#### Input
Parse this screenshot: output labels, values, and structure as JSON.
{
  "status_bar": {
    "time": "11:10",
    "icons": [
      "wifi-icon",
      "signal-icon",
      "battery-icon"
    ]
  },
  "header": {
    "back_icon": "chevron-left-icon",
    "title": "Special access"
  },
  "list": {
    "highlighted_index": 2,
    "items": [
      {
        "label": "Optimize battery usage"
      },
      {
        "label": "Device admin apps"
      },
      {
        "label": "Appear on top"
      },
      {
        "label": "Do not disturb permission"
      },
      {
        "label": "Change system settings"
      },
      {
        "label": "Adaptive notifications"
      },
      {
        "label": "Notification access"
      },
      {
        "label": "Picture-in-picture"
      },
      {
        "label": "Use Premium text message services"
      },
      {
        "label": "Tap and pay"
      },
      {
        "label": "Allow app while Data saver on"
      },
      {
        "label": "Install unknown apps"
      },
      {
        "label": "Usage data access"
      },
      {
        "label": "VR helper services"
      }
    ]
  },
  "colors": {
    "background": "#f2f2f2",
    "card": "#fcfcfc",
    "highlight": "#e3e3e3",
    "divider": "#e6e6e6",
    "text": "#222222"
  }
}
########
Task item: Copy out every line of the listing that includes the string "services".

Task answer:
        "label": "Use Premium text message services"
        "label": "VR helper services"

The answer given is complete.